  • How is she about choosing what she wears, toys she plays with, tv programs she watches, or friends she plays with? I'd also check with the school to see if she has the same difficulty there.
    Maybe when offering a snack let her think about it for a minute and then make the choice for her.

    Answer by abecee at 7:14 AM on Mar. 26, 2014

  • Give her the choices and let her be. Let her know if you/she might run out of time to make the decision. Set a timer if you have to. I know a child like this and his mom gives him as much time and space as he needs, but she is clear if they don't have much time. It takes all the patience she can muster. The child has always been like this and is 9 now. Sometimes he can make the decision and sometimes the mom has to cut things short and say "sorry, time's up". She stay super calm and no yelling. Sometimes there are tears, sometimes not. But staying calm and giving clear directions/supervision is best. This mom is assuming this will be a permanent personality characteristic, but some children probably outgrow it. GL

    Answer by silverthreads at 7:53 AM on Mar. 26, 2014

  • My 10 yr old is not that bad, but he is very indecisive. I've found that what works for us is that I give him a time limit, and I also tell him that if he doesn't make the choice, I'll make it for him. The idea that I might choose for him and choose what he doesn't want seems to goad him into realizing what he does want.

    If it's something that I can't narrow his choice on (say, choosing what to give his brother for his birthday), and I don't want to take his choice away, then I give him the time limit, but I also try to get him to narrow his choices himself. I ask him if he could only have 2 or 3 things to choose from, which 2 or 3 would that be? Once he tells me, then I keep him focused on those 2 or 3 things, and try to get him to choose from them.
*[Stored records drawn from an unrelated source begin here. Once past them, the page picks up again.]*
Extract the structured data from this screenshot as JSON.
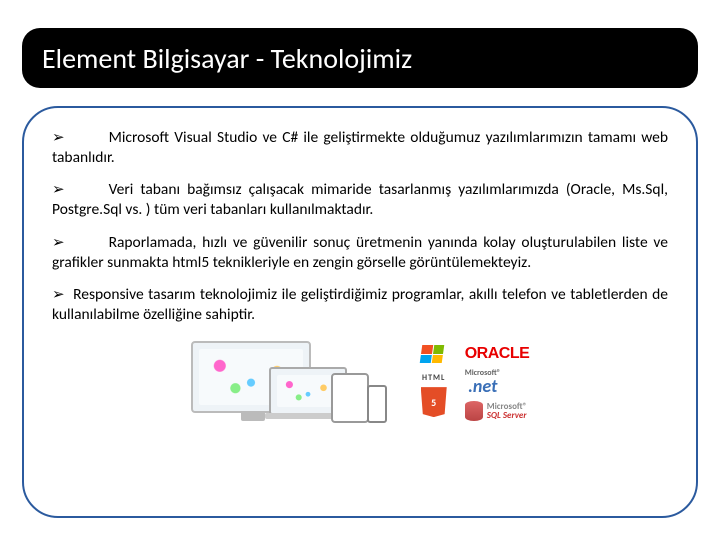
{
  "title": "Element  Bilgisayar - Teknolojimiz",
  "bullets": [
    "Microsoft Visual Studio ve C# ile geliştirmekte olduğumuz yazılımlarımızın tamamı web tabanlıdır.",
    "Veri tabanı bağımsız çalışacak mimaride tasarlanmış yazılımlarımızda (Oracle, Ms.Sql, Postgre.Sql vs. ) tüm veri tabanları kullanılmaktadır.",
    "Raporlamada, hızlı ve güvenilir sonuç üretmenin yanında kolay oluşturulabilen liste ve grafikler sunmakta  html5 teknikleriyle en zengin görselle görüntülemekteyiz.",
    "Responsive tasarım teknolojimiz ile geliştirdiğimiz programlar, akıllı telefon ve tabletlerden de kullanılabilme özelliğine sahiptir."
  ],
  "logos": {
    "oracle": "ORACLE",
    "html5_top": "HTML",
    "html5_badge": "5",
    "dotnet_top": "Microsoft®",
    "dotnet_main": ".net",
    "sql_top": "Microsoft®",
    "sql_bot": "SQL Server"
  }
}
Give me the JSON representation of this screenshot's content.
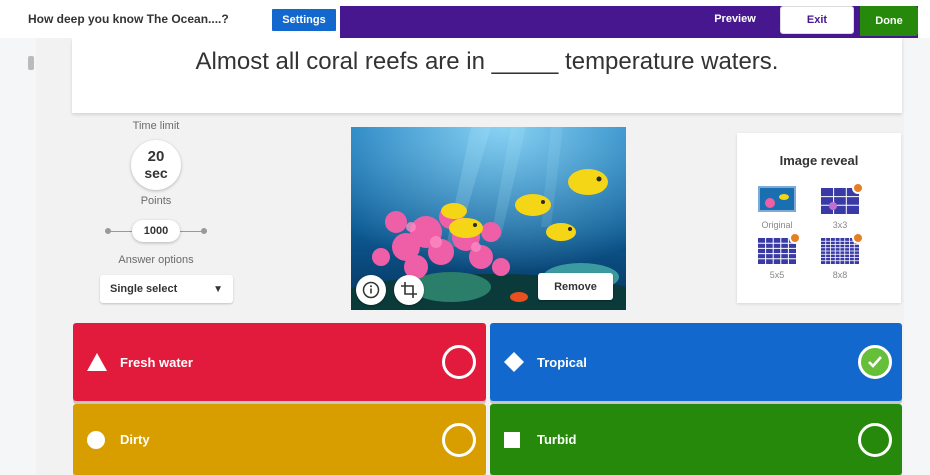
{
  "header": {
    "quiz_title": "How deep you know The Ocean....?",
    "settings_label": "Settings",
    "preview_label": "Preview",
    "exit_label": "Exit",
    "done_label": "Done"
  },
  "question": {
    "text": "Almost all coral reefs are in _____ temperature waters."
  },
  "options_panel": {
    "time_limit_label": "Time limit",
    "time_value": "20",
    "time_unit": "sec",
    "points_label": "Points",
    "points_value": "1000",
    "answer_options_label": "Answer options",
    "answer_options_value": "Single select"
  },
  "image": {
    "remove_label": "Remove",
    "info_icon": "info-icon",
    "crop_icon": "crop-icon"
  },
  "image_reveal": {
    "title": "Image reveal",
    "options": [
      {
        "label": "Original",
        "selected": true
      },
      {
        "label": "3x3",
        "locked": true
      },
      {
        "label": "5x5",
        "locked": true
      },
      {
        "label": "8x8",
        "locked": true
      }
    ]
  },
  "answers": [
    {
      "text": "Fresh water",
      "shape": "triangle",
      "color": "#e21b3c",
      "correct": false
    },
    {
      "text": "Tropical",
      "shape": "diamond",
      "color": "#1368ce",
      "correct": true
    },
    {
      "text": "Dirty",
      "shape": "circle",
      "color": "#d89e00",
      "correct": false
    },
    {
      "text": "Turbid",
      "shape": "square",
      "color": "#26890c",
      "correct": false
    }
  ],
  "colors": {
    "brand_purple": "#46178f",
    "settings_blue": "#1368ce",
    "done_green": "#26890c",
    "correct_green": "#66bf39"
  }
}
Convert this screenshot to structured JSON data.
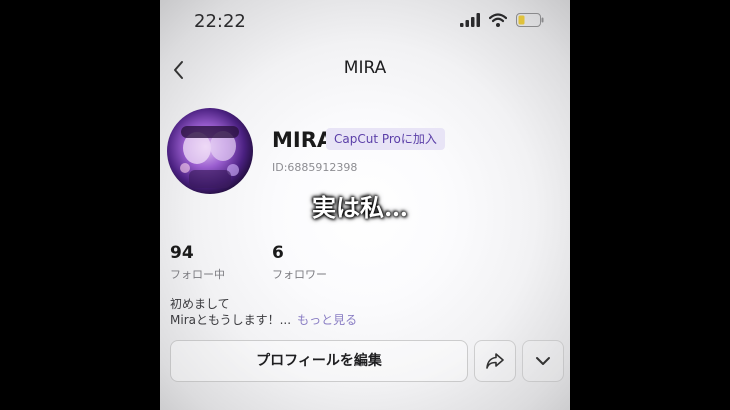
{
  "status_bar": {
    "time": "22:22"
  },
  "nav": {
    "title": "MIRA"
  },
  "profile": {
    "username": "MIRA",
    "badge": "CapCut Proに加入",
    "user_id": "ID:6885912398"
  },
  "caption": "実は私…",
  "stats": {
    "following": {
      "value": "94",
      "label": "フォロー中"
    },
    "followers": {
      "value": "6",
      "label": "フォロワー"
    }
  },
  "bio": {
    "line1": "初めまして",
    "line2": "Miraともうします！...",
    "more": "もっと見る"
  },
  "buttons": {
    "edit_profile": "プロフィールを編集"
  },
  "colors": {
    "badge_bg": "#e8e4f6",
    "badge_text": "#5b3fa8",
    "link": "#8a7ec4"
  }
}
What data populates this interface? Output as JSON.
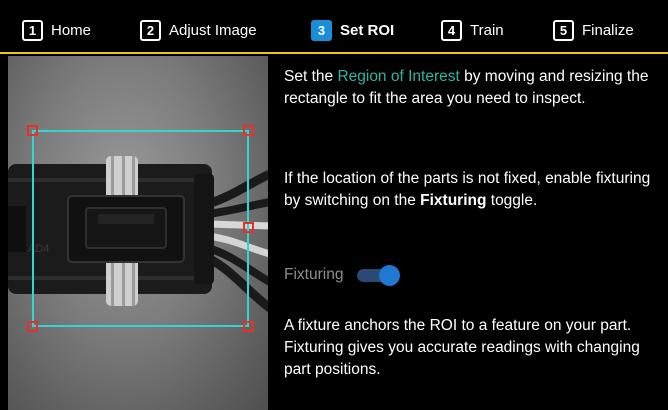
{
  "steps": [
    {
      "num": "1",
      "label": "Home",
      "active": false
    },
    {
      "num": "2",
      "label": "Adjust Image",
      "active": false
    },
    {
      "num": "3",
      "label": "Set ROI",
      "active": true
    },
    {
      "num": "4",
      "label": "Train",
      "active": false
    },
    {
      "num": "5",
      "label": "Finalize",
      "active": false
    }
  ],
  "instructions": {
    "p1_before": "Set the ",
    "p1_link": "Region of Interest",
    "p1_after": " by moving and resizing the rectangle to fit the area you need to inspect.",
    "p2_before": "If the location of the parts is not fixed, enable fixturing by switching on the ",
    "p2_bold": "Fixturing",
    "p2_after": " toggle.",
    "p3": "A fixture anchors the ROI to a feature on your part. Fixturing gives you accurate readings with changing part positions."
  },
  "fixturing": {
    "label": "Fixturing",
    "on": true
  },
  "image": {
    "part_marking": "AD4"
  },
  "colors": {
    "active_step": "#1a8fd8",
    "step_underline": "#f1c40f",
    "link": "#2bb5a5",
    "roi_border": "#36d3d3",
    "roi_handle": "#e8302a",
    "toggle_knob": "#1f78d1"
  }
}
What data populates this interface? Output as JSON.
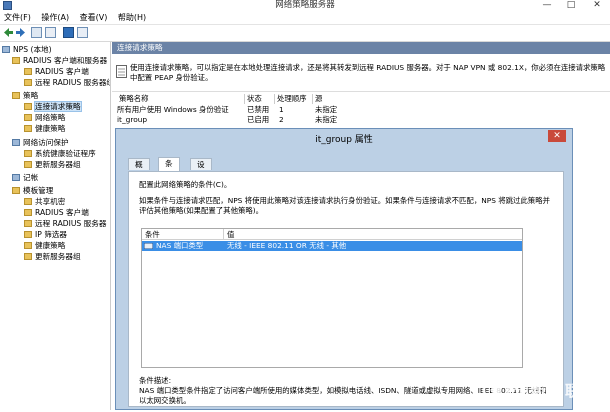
{
  "window": {
    "title": "网络策略服务器",
    "min": "—",
    "max": "□",
    "close": "✕"
  },
  "menu": [
    "文件(F)",
    "操作(A)",
    "查看(V)",
    "帮助(H)"
  ],
  "tree": {
    "root": "NPS (本地)",
    "radius_clients_servers": "RADIUS 客户端和服务器",
    "radius_clients": "RADIUS 客户端",
    "remote_radius_groups": "远程 RADIUS 服务器组",
    "policies": "策略",
    "connection_request_policies": "连接请求策略",
    "network_policies": "网络策略",
    "health_policies": "健康策略",
    "nap": "网络访问保护",
    "shv": "系统健康验证程序",
    "update_server_groups": "更新服务器组",
    "accounting": "记帐",
    "templates": "模板管理",
    "shared_secrets": "共享机密",
    "t_radius_clients": "RADIUS 客户端",
    "t_remote_radius": "远程 RADIUS 服务器",
    "ip_filters": "IP 筛选器",
    "t_health_policies": "健康策略",
    "t_update_server_groups": "更新服务器组"
  },
  "main": {
    "header": "连接请求策略",
    "description": "使用连接请求策略，可以指定是在本地处理连接请求，还是将其转发到远程 RADIUS 服务器。对于 NAP VPN 或 802.1X，你必须在连接请求策略中配置 PEAP 身份验证。",
    "columns": [
      "策略名称",
      "状态",
      "处理顺序",
      "源"
    ],
    "rows": [
      {
        "name": "所有用户使用 Windows 身份验证",
        "status": "已禁用",
        "order": "1",
        "source": "未指定"
      },
      {
        "name": "it_group",
        "status": "已启用",
        "order": "2",
        "source": "未指定"
      }
    ]
  },
  "dialog": {
    "title": "it_group 属性",
    "close": "✕",
    "tabs": [
      "概述",
      "条件",
      "设置"
    ],
    "active_tab": "条件",
    "intro": "配置此网络策略的条件(C)。",
    "explain": "如果条件与连接请求匹配，NPS 将使用此策略对该连接请求执行身份验证。如果条件与连接请求不匹配，NPS 将跳过此策略并评估其他策略(如果配置了其他策略)。",
    "cond_columns": [
      "条件",
      "值"
    ],
    "cond_rows": [
      {
        "condition": "NAS 端口类型",
        "value": "无线 - IEEE 802.11 OR 无线 - 其他"
      }
    ],
    "cond_desc_label": "条件描述:",
    "cond_desc": "NAS 端口类型条件指定了访问客户端所使用的媒体类型，如模拟电话线、ISDN、隧道或虚拟专用网络、IEEE 802.11 无线和以太网交换机。"
  },
  "watermark": {
    "text": "创新互联"
  }
}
    Answer by wendythewriter at 8:18 AM on Mar. 26, 2014

  • If she will not choose, choose for her.  If she has a fit because of it. Tell her then she will not get anything then.

    at that age I didn't give my kids choices. I told them what they were getting.


    Answer by louise2 at 10:00 AM on Mar. 26, 2014

  • I have somewhat the same issue with my son (though he is only 2). He wants me to let him make choices, but it is hard for him. Take for example, when I let him pick a movie to watch. After 20 minutes, I narrow it down to 2, then it's "this one", "no no, that one", "no, no I want this one" for 15 minutes before I tell him the next title he says is the one I am putting in.
    Start with small things I guess, like toys. She can pick which toy to play with, praise her for making a decision, any decision. That is what I do. DS is usually good about choosing his snack, but I kind of lead it. "Do you want crackers for snack today?" If he says, yes he gets crackers, if he says no, I ask him what he would rather have. Maybe if you lead it like that it might be easier?

    Answer by AF4life at 12:04 AM on Mar. 26, 2014

  • I started with mine with clothing choices when they were around three. Two choices only.
    If you say would you like an apple or a cookie and she will not choose then put them away. She says she is hungry. Take them out an put them on the table for her to reach for one. When she does tell her no that she needs to say it in words.
    If she has difficulty tell her, like this, I want the apple. and have her repeat it.
    No choice no snack. She will not die and she will not be emotionally scarred.
    Being a parent is seriously difficult sometimes.
    I would also be watchful of when she might be in a choice situation when others are around. Do others make her feel fearful of making the "right" choice?
    How is she in school about choices?

    Answer by Dardenella at 12:09 AM on Mar. 26, 2014

  • A time limit helps them decide.

    Answer by offandon at 10:16 AM on Mar. 26, 2014